The speculation is the decreased renal artery blood flow-triggers increase in BP(maybe pulse too) and that-along with the "not aspirin effect(sorta opposite effect) on platelet adhesion" is the WHY of the increased MI risk from NSAID
I'm in River Ridge now-between harahan and kenner -lived off Tulane then on State street near the river then off Claiborne near Broadway -moved to River Ridge 25 years ago
I'm almost exactly one mile from the river-
makes rides nice-ride down to levee-climb levee 15 times-ride home
Nice day today-a bit miserable yesterday.Did you ride today?
Now the saints-hmmmm- never an optimist when it comes to the saints-but these saints sure aren't "the old saints"
With regards to NSAID use I agree with the Lancet entirely. There are side effects and one must, with the help of a doc, do some risk assessment. is the risk of a fatal heart attack less or more than the risk of a fatal pulmonary embolism secondary to a DVT post op hip replacement. For me, I have no history of heart disease in the family, no history of hypertension nor a history of elevated lipids. I thus rationalize the use and risk of NSAID's as being reasonable for now. Were I suffering from hypertension, were I at a significant familial risk of MI, I might very well reduce or avoid the NSAID's and go for reparative surgery earlier.
It's all a risk relevant crap shoot and you can never know for sure the outcome...... except for one of the topics discussed above. And that is that repeated opiate use for chronic pain will cause addiction and is, IMHO, malpractice.

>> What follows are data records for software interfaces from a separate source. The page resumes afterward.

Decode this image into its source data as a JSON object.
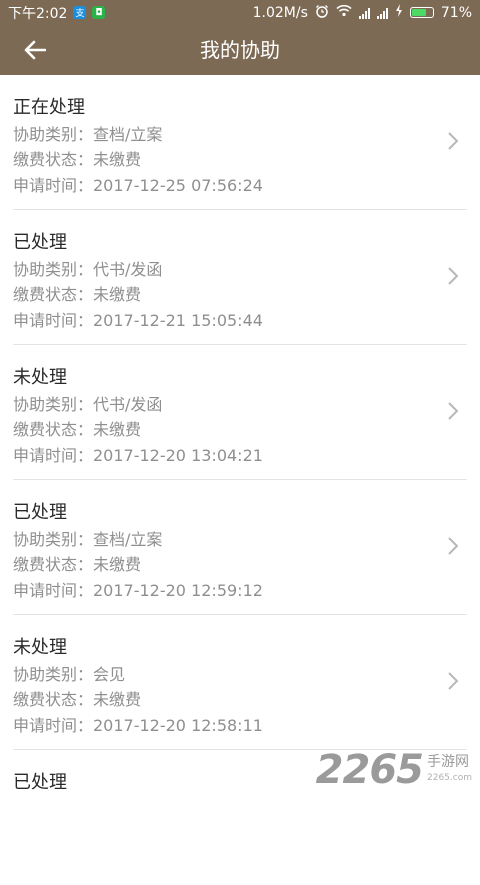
{
  "status_bar": {
    "time": "下午2:02",
    "speed": "1.02M/s",
    "battery": "71%",
    "battery_level": 0.71,
    "icons": [
      "alipay-icon",
      "wechat-icon",
      "alarm-icon",
      "wifi-icon",
      "signal-icon",
      "signal-icon",
      "charging-icon",
      "battery-icon"
    ]
  },
  "header": {
    "title": "我的协助",
    "back_icon": "arrow-left-icon"
  },
  "requests": [
    {
      "status": "正在处理",
      "category": "协助类别：查档/立案",
      "payment": "缴费状态：未缴费",
      "time": "申请时间：2017-12-25 07:56:24"
    },
    {
      "status": "已处理",
      "category": "协助类别：代书/发函",
      "payment": "缴费状态：未缴费",
      "time": "申请时间：2017-12-21 15:05:44"
    },
    {
      "status": "未处理",
      "category": "协助类别：代书/发函",
      "payment": "缴费状态：未缴费",
      "time": "申请时间：2017-12-20 13:04:21"
    },
    {
      "status": "已处理",
      "category": "协助类别：查档/立案",
      "payment": "缴费状态：未缴费",
      "time": "申请时间：2017-12-20 12:59:12"
    },
    {
      "status": "未处理",
      "category": "协助类别：会见",
      "payment": "缴费状态：未缴费",
      "time": "申请时间：2017-12-20 12:58:11"
    },
    {
      "status": "已处理"
    }
  ],
  "watermark": {
    "number": "2265",
    "text": "手游网",
    "sub": "2265.com"
  },
  "colors": {
    "header_bg": "#7d6a55",
    "divider": "#e3e3e3",
    "secondary_text": "#8f8f8f"
  }
}
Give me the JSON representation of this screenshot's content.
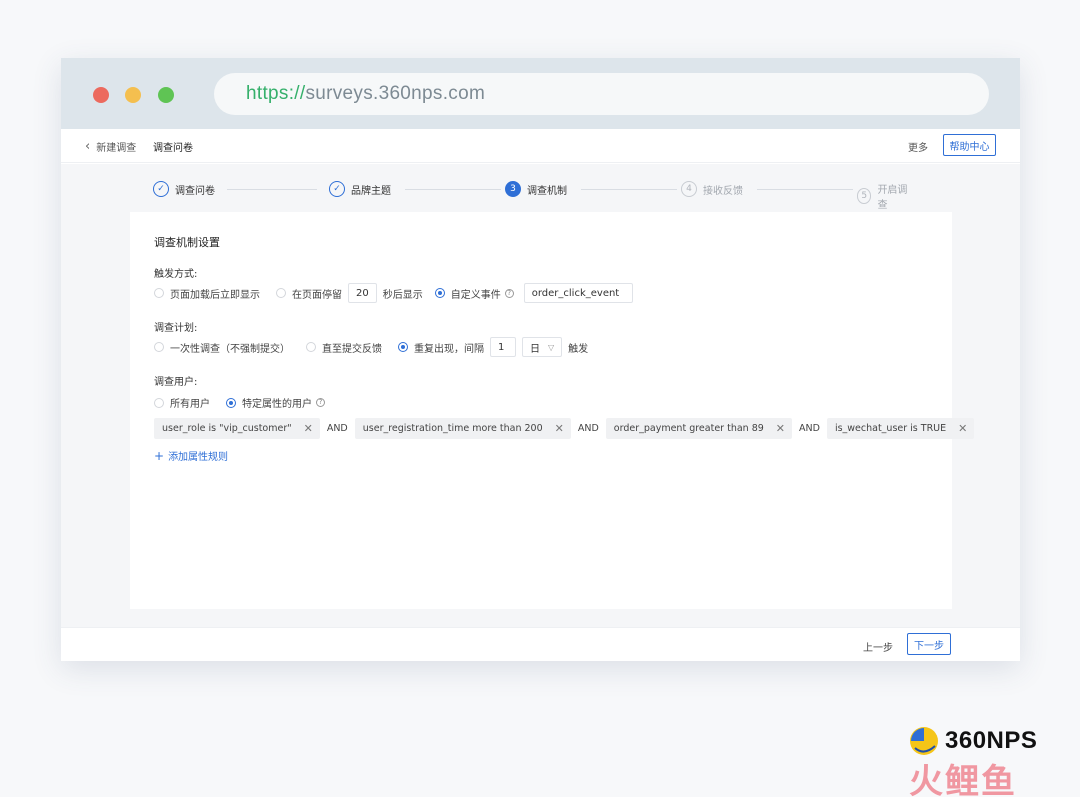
{
  "browser": {
    "url_scheme": "https://",
    "url_host": "surveys.360nps.com"
  },
  "appbar": {
    "back_label": "新建调查",
    "page_title": "调查问卷",
    "more_label": "更多",
    "help_label": "帮助中心"
  },
  "steps": [
    {
      "label": "调查问卷",
      "number": "1",
      "state": "done"
    },
    {
      "label": "品牌主题",
      "number": "2",
      "state": "done"
    },
    {
      "label": "调查机制",
      "number": "3",
      "state": "active"
    },
    {
      "label": "接收反馈",
      "number": "4",
      "state": "todo"
    },
    {
      "label": "开启调查",
      "number": "5",
      "state": "todo"
    }
  ],
  "card": {
    "title": "调查机制设置",
    "trigger": {
      "label": "触发方式:",
      "opt_pageload": "页面加载后立即显示",
      "opt_stay_before": "在页面停留",
      "stay_seconds": "20",
      "opt_stay_after": "秒后显示",
      "opt_custom": "自定义事件",
      "custom_event": "order_click_event",
      "selected": "custom"
    },
    "plan": {
      "label": "调查计划:",
      "opt_once": "一次性调查（不强制提交）",
      "opt_until": "直至提交反馈",
      "opt_repeat": "重复出现，间隔",
      "interval_value": "1",
      "interval_unit": "日",
      "opt_repeat_after": "触发",
      "selected": "repeat"
    },
    "users": {
      "label": "调查用户:",
      "opt_all": "所有用户",
      "opt_specific": "特定属性的用户",
      "selected": "specific",
      "rules": [
        "user_role is \"vip_customer\"",
        "user_registration_time more than 200",
        "order_payment greater than 89",
        "is_wechat_user is TRUE"
      ],
      "connector": "AND",
      "add_rule_label": "添加属性规则"
    }
  },
  "footer": {
    "prev_label": "上一步",
    "next_label": "下一步"
  },
  "brand": {
    "name": "360NPS",
    "sub": "火鲤鱼"
  },
  "colors": {
    "accent": "#2f6fd6",
    "url_scheme": "#35b06b",
    "brand_sub": "#f08d98"
  }
}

Now there are some situations where even that state can't be avoided, the patient with severe RA that can't move, that can't get surgery, that quite literally has no other options. In that situation even the "malpractice" option may be needed but all concerned need to completely understand the path they are embarking on.
An interesting side note, we in America comprise 4.28% of the worlds population and consume 70 percent of the worlds narcotics.
I thought aspirin is supposed to reduce the risk of heart attacks?
surgeonstone, thanks that is a very helpful treatment of the issue. Appreciated.